No, this was not my annual gynecological exam where I worry as I time the doctor's exam for fear that any longer than usual probing may indicate a discovery of some silent growing tumor. And no, I was not sitting in a pink robe following my mammogram waiting for the dear Radiologic Technician (aka, the lady who squishes you in a way you didn't know you could be squished...aka Mammogram Lady) to walk back in the room with a smile she has practiced hundreds of times in her bathroom mirror, and proclaims, "We just need a few more pictures" as I stand up shaking so hard I forget to hold my robe closed (yeah, that happened). This was a very benign, very easy appointment, until in my head, it wasn't.
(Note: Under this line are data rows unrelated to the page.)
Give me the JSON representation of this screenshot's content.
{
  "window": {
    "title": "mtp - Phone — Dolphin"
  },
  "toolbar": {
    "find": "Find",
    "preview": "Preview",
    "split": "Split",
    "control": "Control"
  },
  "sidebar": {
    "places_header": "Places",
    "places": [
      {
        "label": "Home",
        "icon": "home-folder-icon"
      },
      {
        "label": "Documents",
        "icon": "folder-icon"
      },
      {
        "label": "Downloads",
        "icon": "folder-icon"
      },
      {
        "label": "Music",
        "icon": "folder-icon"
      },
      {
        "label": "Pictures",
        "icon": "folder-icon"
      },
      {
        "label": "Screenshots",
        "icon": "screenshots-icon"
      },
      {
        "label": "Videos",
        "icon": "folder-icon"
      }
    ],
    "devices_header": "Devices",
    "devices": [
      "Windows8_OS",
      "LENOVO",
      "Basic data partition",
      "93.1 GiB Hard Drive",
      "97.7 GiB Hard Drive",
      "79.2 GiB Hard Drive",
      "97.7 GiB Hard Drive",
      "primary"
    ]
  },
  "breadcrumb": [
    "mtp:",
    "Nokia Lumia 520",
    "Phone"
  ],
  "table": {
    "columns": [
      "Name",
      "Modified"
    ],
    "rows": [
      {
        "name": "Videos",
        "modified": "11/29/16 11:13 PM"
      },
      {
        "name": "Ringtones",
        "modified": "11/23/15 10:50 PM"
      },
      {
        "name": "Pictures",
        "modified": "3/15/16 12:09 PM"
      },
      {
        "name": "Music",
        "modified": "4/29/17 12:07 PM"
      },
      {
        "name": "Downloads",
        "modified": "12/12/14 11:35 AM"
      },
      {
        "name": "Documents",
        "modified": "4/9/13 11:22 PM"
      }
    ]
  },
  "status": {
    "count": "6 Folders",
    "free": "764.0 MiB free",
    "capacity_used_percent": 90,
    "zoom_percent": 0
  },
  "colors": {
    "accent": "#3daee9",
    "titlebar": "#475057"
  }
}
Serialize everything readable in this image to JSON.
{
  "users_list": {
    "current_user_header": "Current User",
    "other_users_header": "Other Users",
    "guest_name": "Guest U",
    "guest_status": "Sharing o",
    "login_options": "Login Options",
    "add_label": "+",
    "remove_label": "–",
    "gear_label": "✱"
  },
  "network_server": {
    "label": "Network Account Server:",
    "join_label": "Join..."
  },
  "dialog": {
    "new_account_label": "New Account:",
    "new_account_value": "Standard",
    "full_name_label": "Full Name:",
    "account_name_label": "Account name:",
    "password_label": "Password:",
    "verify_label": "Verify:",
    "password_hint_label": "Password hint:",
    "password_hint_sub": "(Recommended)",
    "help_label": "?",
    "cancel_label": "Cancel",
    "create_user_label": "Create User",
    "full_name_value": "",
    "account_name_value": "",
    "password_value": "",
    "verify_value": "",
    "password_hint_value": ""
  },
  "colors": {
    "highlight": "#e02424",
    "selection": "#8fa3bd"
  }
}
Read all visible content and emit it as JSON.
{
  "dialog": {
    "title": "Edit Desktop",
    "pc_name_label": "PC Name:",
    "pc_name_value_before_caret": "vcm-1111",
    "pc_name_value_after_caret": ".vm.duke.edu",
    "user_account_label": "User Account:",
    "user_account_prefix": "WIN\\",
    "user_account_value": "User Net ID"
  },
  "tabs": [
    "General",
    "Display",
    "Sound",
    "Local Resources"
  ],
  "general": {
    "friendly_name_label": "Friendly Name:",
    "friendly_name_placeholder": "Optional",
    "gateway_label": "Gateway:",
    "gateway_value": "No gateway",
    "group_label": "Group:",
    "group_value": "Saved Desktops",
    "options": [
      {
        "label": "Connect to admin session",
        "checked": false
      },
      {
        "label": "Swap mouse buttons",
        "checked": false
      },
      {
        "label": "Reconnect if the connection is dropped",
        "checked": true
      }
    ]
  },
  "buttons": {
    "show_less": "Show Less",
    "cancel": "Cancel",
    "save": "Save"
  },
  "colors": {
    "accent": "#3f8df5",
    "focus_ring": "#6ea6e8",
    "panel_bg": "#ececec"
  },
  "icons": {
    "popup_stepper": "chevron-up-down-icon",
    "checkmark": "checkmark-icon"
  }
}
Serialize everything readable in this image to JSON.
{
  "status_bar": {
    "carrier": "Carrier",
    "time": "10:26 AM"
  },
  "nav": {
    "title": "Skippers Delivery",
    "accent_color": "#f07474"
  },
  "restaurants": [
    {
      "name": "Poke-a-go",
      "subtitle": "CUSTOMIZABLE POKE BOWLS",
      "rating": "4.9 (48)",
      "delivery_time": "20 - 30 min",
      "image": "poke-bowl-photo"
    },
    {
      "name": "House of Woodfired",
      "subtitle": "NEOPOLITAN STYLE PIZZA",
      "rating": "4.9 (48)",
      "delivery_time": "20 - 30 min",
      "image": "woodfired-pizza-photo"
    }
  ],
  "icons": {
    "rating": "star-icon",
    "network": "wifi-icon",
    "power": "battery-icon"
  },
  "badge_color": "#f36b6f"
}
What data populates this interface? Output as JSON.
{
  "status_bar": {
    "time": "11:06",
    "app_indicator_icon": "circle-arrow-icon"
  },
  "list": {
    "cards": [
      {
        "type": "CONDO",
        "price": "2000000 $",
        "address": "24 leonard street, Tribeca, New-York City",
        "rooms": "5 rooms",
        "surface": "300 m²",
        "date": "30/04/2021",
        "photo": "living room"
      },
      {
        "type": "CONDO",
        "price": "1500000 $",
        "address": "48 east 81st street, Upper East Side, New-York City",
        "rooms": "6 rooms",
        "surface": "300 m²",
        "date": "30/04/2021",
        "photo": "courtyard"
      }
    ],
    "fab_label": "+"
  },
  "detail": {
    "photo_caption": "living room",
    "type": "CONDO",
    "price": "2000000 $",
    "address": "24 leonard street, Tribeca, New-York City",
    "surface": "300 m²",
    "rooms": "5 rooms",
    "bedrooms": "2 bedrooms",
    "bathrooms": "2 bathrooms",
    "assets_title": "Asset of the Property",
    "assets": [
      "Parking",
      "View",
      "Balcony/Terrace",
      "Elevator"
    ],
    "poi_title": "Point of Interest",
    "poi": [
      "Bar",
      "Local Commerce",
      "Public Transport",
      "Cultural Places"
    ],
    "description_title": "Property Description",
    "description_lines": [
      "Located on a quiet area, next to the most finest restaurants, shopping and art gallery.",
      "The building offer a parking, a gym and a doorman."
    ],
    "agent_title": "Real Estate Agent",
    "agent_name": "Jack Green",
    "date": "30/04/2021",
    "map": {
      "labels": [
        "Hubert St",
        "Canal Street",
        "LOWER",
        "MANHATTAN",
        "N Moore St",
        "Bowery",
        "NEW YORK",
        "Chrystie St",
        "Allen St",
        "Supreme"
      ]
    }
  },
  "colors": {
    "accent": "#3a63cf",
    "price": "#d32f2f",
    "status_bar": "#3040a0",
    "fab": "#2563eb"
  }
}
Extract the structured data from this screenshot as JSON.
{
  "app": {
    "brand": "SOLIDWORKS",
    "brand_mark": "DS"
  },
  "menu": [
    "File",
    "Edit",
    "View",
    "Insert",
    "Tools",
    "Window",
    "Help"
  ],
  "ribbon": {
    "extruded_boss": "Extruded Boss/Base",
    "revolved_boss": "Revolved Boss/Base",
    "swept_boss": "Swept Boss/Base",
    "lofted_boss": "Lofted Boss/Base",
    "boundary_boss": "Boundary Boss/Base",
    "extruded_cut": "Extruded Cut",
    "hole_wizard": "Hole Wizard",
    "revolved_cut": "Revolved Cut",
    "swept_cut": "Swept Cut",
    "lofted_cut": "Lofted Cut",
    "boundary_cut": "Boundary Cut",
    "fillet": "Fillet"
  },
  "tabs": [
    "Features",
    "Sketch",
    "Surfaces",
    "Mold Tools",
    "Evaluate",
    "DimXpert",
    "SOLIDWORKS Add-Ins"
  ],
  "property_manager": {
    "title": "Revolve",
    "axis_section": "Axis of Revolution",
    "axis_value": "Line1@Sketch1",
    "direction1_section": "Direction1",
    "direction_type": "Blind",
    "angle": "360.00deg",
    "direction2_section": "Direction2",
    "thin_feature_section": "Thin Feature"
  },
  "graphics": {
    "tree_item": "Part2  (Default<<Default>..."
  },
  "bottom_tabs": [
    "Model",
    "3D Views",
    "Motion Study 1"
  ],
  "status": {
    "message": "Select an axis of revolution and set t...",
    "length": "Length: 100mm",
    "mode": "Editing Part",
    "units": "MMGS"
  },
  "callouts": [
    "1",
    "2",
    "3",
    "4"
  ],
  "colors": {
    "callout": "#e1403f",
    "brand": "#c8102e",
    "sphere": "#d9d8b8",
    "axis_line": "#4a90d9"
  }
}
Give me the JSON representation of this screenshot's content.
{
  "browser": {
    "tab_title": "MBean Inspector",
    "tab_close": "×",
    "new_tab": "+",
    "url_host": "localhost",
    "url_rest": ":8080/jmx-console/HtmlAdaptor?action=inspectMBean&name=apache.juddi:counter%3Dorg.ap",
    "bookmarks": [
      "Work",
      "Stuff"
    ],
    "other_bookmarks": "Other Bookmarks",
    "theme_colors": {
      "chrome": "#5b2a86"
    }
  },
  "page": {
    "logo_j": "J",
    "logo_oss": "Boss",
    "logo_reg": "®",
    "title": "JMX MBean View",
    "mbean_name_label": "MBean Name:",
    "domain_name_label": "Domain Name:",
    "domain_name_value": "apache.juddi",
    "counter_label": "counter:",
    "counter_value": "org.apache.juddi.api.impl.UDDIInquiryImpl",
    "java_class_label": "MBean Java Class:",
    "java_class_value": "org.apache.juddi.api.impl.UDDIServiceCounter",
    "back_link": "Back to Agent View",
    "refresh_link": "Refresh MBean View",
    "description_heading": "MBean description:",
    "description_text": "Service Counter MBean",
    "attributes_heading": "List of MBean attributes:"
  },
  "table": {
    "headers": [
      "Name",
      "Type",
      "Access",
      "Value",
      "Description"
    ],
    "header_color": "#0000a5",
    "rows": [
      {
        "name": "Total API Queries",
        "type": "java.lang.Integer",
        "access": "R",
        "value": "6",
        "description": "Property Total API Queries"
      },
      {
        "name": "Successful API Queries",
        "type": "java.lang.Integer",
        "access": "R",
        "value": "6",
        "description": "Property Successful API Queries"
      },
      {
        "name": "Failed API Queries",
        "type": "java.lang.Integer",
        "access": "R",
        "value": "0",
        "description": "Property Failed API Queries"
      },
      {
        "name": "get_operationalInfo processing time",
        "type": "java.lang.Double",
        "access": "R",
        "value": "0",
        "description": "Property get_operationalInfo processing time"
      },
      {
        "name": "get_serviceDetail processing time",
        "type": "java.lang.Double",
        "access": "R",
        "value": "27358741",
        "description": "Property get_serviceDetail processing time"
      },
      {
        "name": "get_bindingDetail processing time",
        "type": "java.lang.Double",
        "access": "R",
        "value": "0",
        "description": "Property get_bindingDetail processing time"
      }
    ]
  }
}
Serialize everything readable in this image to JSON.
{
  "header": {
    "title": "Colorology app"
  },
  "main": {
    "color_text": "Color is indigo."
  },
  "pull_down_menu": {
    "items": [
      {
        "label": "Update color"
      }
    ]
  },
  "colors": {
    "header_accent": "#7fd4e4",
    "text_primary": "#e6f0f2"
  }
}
It has been years since Ryan has had any formal evaluations other than speech and language. After a roaringly successful year, it may seem odd that I would chose now to have Ryan "looked at again". This assessment was not about a diagnosis, there is no need for that because even though Denial still shows up on my back porch to share a bottle of wine, to quote the doctor who quoted another parent sitting in the anxiety room, I mean waiting room, "if it looks like a duck, talks like a duck, and walks like a duck, chances are, it's a duck". This evaluation was not to confirm or deny Ryan's ASD Diagnosis, this was more about seeing how autism impacts Ryan's learning. And just like that first evaluation all those years ago when we heard The A Word, parent input is part of the process.
These questionnaires, or rating scales, asked questions like, "Does he transition easily from one activity to the next?" and "Does he initiate play with other peer age children?" and "Does he look at you when you call his name?". It didn't take a board certified psychologist to know what the answers to such questions may mean for my son. I distinctly remember the pen shaking in my hand as I worried, analyzed, and obsessed over every one of my responses.
My hand would shakily hover over Almost Always, but, my heart would be screaming, Sometimes. Sometimes felt safe, after all, Sometimes fell right in the middle and being in the middle was good, right? Not too extreme right or left, therefore, my poorly drawn or colored in circle would not sway the experts one way or the other.
As always back in those days, Denial was sitting next to me helping me complete the questionnaire. "If you answer Almost Always, Ryan will most certainly get The A Word", Denial whispered in my ear. Yet, even with Denial's persuasion, I worried that a Sometimes or Never would prevent Ryan from getting the services he needed to help make life a little less loud and scary for him. Even if I chose to ignore Denial, which I rarely did, how in the world was I suppose to know the difference between Almost Always and Sometimes? I didn't keep a data log counting all the things Ryan did or didn't do, and AWEnestly, with Denial by my side, when I would see something that didn't look quite right with Ryan, I Almost Always looked the other way rather than facing it head on. Then later, I would Very Often feel guilty.
As I sat in that anxiety room, shoot, I mean waiting room, with Snickers smudged on my face and chocolate sticking to the office pen (sorry Doc) that was still trembling in my hand, somewhere deep in the recesses of my twisted brain, I was able to push past the fear, push past the "what if's" and I was able to recognize that circling Just a Little True instead of Pretty Much True is not the tell all answer for Ryan's future. I know that there is no answer that I can circle, that Dan can analyze, or that a doctor can score, that could have ever predicted how far Ryan has come or how far he will go.
Once upon a time I would have been horrified that Ryan greeted this wonderful neuropsychologist and her staff in his best British accent, but, now I just laugh and assure them he was not raised in London, but, his favorite Minecraft Youtuber was. Ryan has grown by leaps and bounds since the first time we heard The A Word and so have I. Even though some days it's harder than others, I Almost Always accept Ryan's autism and embrace his differences. And even though Sometimes I lose my patience, my temper and my mind, I Never forget how far we both have come and no matter what the future holds, Ryan knows, I will Always be his biggest advocate, his biggest supporter and his biggest fan. That my friends, regardless of a circle, a box or a number, will Always be Very Much True.